▶ [YOUR TASK]
Set down every line below, word for word.

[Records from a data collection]

++++++++

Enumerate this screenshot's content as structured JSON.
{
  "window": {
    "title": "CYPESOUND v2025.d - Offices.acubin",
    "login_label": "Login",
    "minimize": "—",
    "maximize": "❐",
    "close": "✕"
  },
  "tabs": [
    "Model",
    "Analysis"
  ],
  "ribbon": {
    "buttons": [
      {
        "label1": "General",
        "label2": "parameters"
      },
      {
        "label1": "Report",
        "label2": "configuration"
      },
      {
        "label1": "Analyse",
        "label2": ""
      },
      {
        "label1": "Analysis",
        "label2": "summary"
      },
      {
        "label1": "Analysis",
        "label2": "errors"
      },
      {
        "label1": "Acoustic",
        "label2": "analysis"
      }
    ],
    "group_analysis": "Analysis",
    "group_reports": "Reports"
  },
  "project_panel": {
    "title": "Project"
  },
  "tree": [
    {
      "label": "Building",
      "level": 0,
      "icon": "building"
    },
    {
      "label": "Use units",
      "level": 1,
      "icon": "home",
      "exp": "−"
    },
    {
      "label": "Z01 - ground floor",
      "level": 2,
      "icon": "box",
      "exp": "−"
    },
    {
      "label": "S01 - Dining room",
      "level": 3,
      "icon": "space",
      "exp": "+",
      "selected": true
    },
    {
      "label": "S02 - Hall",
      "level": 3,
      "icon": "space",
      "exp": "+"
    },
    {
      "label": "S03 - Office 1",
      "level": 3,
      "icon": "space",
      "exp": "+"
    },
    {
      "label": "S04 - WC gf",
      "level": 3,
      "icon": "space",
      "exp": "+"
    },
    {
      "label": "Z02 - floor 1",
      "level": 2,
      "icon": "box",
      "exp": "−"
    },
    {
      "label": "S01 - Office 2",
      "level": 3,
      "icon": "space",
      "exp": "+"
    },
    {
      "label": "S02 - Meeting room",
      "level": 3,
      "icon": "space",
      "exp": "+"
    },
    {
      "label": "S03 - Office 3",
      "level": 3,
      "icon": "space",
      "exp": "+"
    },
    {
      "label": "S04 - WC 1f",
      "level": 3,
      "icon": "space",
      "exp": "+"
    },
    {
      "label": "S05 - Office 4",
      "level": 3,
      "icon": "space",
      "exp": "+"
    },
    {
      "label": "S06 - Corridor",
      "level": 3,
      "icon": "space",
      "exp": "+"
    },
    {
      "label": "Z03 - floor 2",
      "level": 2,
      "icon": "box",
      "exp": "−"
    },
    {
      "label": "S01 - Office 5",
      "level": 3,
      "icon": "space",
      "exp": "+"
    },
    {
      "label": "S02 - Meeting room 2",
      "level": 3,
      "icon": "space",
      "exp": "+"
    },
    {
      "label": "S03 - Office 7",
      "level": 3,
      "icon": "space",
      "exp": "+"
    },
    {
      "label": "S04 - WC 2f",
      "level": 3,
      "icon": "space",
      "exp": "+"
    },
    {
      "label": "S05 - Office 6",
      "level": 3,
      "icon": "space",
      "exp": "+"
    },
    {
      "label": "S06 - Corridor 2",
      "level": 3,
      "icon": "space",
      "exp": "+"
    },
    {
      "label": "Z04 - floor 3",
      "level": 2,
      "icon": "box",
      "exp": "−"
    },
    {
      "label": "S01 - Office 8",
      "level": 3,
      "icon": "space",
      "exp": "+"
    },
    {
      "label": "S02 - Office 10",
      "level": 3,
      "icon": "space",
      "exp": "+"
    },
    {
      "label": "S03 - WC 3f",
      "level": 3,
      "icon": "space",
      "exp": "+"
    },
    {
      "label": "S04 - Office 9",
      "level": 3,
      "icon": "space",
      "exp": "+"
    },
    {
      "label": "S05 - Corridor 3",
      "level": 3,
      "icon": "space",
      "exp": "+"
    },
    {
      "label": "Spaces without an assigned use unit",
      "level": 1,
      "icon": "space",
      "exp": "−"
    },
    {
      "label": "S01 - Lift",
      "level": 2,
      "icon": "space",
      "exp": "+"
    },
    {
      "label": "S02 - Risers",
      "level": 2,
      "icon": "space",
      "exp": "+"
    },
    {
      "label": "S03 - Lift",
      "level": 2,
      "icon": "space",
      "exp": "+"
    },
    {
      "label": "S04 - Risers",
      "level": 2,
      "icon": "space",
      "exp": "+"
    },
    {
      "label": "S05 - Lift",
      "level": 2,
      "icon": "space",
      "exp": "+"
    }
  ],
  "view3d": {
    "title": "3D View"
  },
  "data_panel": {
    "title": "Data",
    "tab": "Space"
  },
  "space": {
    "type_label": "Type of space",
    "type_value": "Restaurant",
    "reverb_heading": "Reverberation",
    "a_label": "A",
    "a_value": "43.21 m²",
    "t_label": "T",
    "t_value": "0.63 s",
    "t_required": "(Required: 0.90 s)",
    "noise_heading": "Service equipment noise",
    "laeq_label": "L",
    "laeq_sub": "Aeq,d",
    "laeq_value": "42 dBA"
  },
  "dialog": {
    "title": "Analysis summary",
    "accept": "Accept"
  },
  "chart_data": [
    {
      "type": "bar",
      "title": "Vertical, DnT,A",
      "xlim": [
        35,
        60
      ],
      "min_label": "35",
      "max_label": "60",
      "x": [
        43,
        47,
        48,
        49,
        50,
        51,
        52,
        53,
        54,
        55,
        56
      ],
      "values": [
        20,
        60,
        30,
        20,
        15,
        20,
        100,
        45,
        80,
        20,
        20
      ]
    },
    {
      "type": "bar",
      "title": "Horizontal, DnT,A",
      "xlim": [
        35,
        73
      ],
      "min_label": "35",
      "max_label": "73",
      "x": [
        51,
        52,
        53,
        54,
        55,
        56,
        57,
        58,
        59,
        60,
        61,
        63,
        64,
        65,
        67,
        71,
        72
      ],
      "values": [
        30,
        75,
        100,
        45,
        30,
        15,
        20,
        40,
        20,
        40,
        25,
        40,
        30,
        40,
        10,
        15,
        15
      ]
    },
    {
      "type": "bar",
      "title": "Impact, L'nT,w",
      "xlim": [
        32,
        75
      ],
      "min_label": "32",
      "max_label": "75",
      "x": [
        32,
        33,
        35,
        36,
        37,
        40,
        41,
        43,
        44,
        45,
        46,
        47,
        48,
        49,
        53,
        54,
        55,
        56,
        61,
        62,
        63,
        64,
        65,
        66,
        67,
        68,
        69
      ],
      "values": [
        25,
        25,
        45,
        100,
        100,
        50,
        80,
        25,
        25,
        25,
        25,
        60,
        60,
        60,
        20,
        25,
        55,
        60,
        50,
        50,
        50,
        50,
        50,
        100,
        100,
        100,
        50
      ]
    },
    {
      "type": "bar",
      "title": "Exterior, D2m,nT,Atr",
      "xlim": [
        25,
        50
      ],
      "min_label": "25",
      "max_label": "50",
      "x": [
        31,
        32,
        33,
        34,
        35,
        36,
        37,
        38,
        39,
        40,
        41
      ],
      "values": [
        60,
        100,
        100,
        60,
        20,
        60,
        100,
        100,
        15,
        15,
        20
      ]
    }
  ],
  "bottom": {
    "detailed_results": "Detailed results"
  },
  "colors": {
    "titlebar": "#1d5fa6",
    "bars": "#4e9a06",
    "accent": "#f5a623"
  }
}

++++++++

▶ [OUTPUT BELOW]
Enumerate this screenshot's content as structured JSON.
{
  "window": {
    "title": "CYPESOUND v2025.d - Offices.acubin",
    "login_label": "Login",
    "minimize": "—",
    "maximize": "❐",
    "close": "✕"
  },
  "tabs": [
    "Model",
    "Analysis"
  ],
  "ribbon": {
    "buttons": [
      {
        "label1": "General",
        "label2": "parameters"
      },
      {
        "label1": "Report",
        "label2": "configuration"
      },
      {
        "label1": "Analyse",
        "label2": ""
      },
      {
        "label1": "Analysis",
        "label2": "summary"
      },
      {
        "label1": "Analysis",
        "label2": "errors"
      },
      {
        "label1": "Acoustic",
        "label2": "analysis"
      }
    ],
    "group_analysis": "Analysis",
    "group_reports": "Reports"
  },
  "project_panel": {
    "title": "Project"
  },
  "tree": [
    {
      "label": "Building",
      "level": 0,
      "icon": "building"
    },
    {
      "label": "Use units",
      "level": 1,
      "icon": "home",
      "exp": "−"
    },
    {
      "label": "Z01 - ground floor",
      "level": 2,
      "icon": "box",
      "exp": "−"
    },
    {
      "label": "S01 - Dining room",
      "level": 3,
      "icon": "space",
      "exp": "+",
      "selected": true
    },
    {
      "label": "S02 - Hall",
      "level": 3,
      "icon": "space",
      "exp": "+"
    },
    {
      "label": "S03 - Office 1",
      "level": 3,
      "icon": "space",
      "exp": "+"
    },
    {
      "label": "S04 - WC gf",
      "level": 3,
      "icon": "space",
      "exp": "+"
    },
    {
      "label": "Z02 - floor 1",
      "level": 2,
      "icon": "box",
      "exp": "−"
    },
    {
      "label": "S01 - Office 2",
      "level": 3,
      "icon": "space",
      "exp": "+"
    },
    {
      "label": "S02 - Meeting room",
      "level": 3,
      "icon": "space",
      "exp": "+"
    },
    {
      "label": "S03 - Office 3",
      "level": 3,
      "icon": "space",
      "exp": "+"
    },
    {
      "label": "S04 - WC 1f",
      "level": 3,
      "icon": "space",
      "exp": "+"
    },
    {
      "label": "S05 - Office 4",
      "level": 3,
      "icon": "space",
      "exp": "+"
    },
    {
      "label": "S06 - Corridor",
      "level": 3,
      "icon": "space",
      "exp": "+"
    },
    {
      "label": "Z03 - floor 2",
      "level": 2,
      "icon": "box",
      "exp": "−"
    },
    {
      "label": "S01 - Office 5",
      "level": 3,
      "icon": "space",
      "exp": "+"
    },
    {
      "label": "S02 - Meeting room 2",
      "level": 3,
      "icon": "space",
      "exp": "+"
    },
    {
      "label": "S03 - Office 7",
      "level": 3,
      "icon": "space",
      "exp": "+"
    },
    {
      "label": "S04 - WC 2f",
      "level": 3,
      "icon": "space",
      "exp": "+"
    },
    {
      "label": "S05 - Office 6",
      "level": 3,
      "icon": "space",
      "exp": "+"
    },
    {
      "label": "S06 - Corridor 2",
      "level": 3,
      "icon": "space",
      "exp": "+"
    },
    {
      "label": "Z04 - floor 3",
      "level": 2,
      "icon": "box",
      "exp": "−"
    },
    {
      "label": "S01 - Office 8",
      "level": 3,
      "icon": "space",
      "exp": "+"
    },
    {
      "label": "S02 - Office 10",
      "level": 3,
      "icon": "space",
      "exp": "+"
    },
    {
      "label": "S03 - WC 3f",
      "level": 3,
      "icon": "space",
      "exp": "+"
    },
    {
      "label": "S04 - Office 9",
      "level": 3,
      "icon": "space",
      "exp": "+"
    },
    {
      "label": "S05 - Corridor 3",
      "level": 3,
      "icon": "space",
      "exp": "+"
    },
    {
      "label": "Spaces without an assigned use unit",
      "level": 1,
      "icon": "space",
      "exp": "−"
    },
    {
      "label": "S01 - Lift",
      "level": 2,
      "icon": "space",
      "exp": "+"
    },
    {
      "label": "S02 - Risers",
      "level": 2,
      "icon": "space",
      "exp": "+"
    },
    {
      "label": "S03 - Lift",
      "level": 2,
      "icon": "space",
      "exp": "+"
    },
    {
      "label": "S04 - Risers",
      "level": 2,
      "icon": "space",
      "exp": "+"
    },
    {
      "label": "S05 - Lift",
      "level": 2,
      "icon": "space",
      "exp": "+"
    }
  ],
  "view3d": {
    "title": "3D View"
  },
  "data_panel": {
    "title": "Data",
    "tab": "Space"
  },
  "space": {
    "type_label": "Type of space",
    "type_value": "Restaurant",
    "reverb_heading": "Reverberation",
    "a_label": "A",
    "a_value": "43.21 m²",
    "t_label": "T",
    "t_value": "0.63 s",
    "t_required": "(Required: 0.90 s)",
    "noise_heading": "Service equipment noise",
    "laeq_label": "L",
    "laeq_sub": "Aeq,d",
    "laeq_value": "42 dBA"
  },
  "dialog": {
    "title": "Analysis summary",
    "accept": "Accept"
  },
  "chart_data": [
    {
      "type": "bar",
      "title": "Vertical, DnT,A",
      "xlim": [
        35,
        60
      ],
      "min_label": "35",
      "max_label": "60",
      "x": [
        43,
        47,
        48,
        49,
        50,
        51,
        52,
        53,
        54,
        55,
        56
      ],
      "values": [
        20,
        60,
        30,
        20,
        15,
        20,
        100,
        45,
        80,
        20,
        20
      ]
    },
    {
      "type": "bar",
      "title": "Horizontal, DnT,A",
      "xlim": [
        35,
        73
      ],
      "min_label": "35",
      "max_label": "73",
      "x": [
        51,
        52,
        53,
        54,
        55,
        56,
        57,
        58,
        59,
        60,
        61,
        63,
        64,
        65,
        67,
        71,
        72
      ],
      "values": [
        30,
        75,
        100,
        45,
        30,
        15,
        20,
        40,
        20,
        40,
        25,
        40,
        30,
        40,
        10,
        15,
        15
      ]
    },
    {
      "type": "bar",
      "title": "Impact, L'nT,w",
      "xlim": [
        32,
        75
      ],
      "min_label": "32",
      "max_label": "75",
      "x": [
        32,
        33,
        35,
        36,
        37,
        40,
        41,
        43,
        44,
        45,
        46,
        47,
        48,
        49,
        53,
        54,
        55,
        56,
        61,
        62,
        63,
        64,
        65,
        66,
        67,
        68,
        69
      ],
      "values": [
        25,
        25,
        45,
        100,
        100,
        50,
        80,
        25,
        25,
        25,
        25,
        60,
        60,
        60,
        20,
        25,
        55,
        60,
        50,
        50,
        50,
        50,
        50,
        100,
        100,
        100,
        50
      ]
    },
    {
      "type": "bar",
      "title": "Exterior, D2m,nT,Atr",
      "xlim": [
        25,
        50
      ],
      "min_label": "25",
      "max_label": "50",
      "x": [
        31,
        32,
        33,
        34,
        35,
        36,
        37,
        38,
        39,
        40,
        41
      ],
      "values": [
        60,
        100,
        100,
        60,
        20,
        60,
        100,
        100,
        15,
        15,
        20
      ]
    }
  ],
  "bottom": {
    "detailed_results": "Detailed results"
  },
  "colors": {
    "titlebar": "#1d5fa6",
    "bars": "#4e9a06",
    "accent": "#f5a623"
  }
}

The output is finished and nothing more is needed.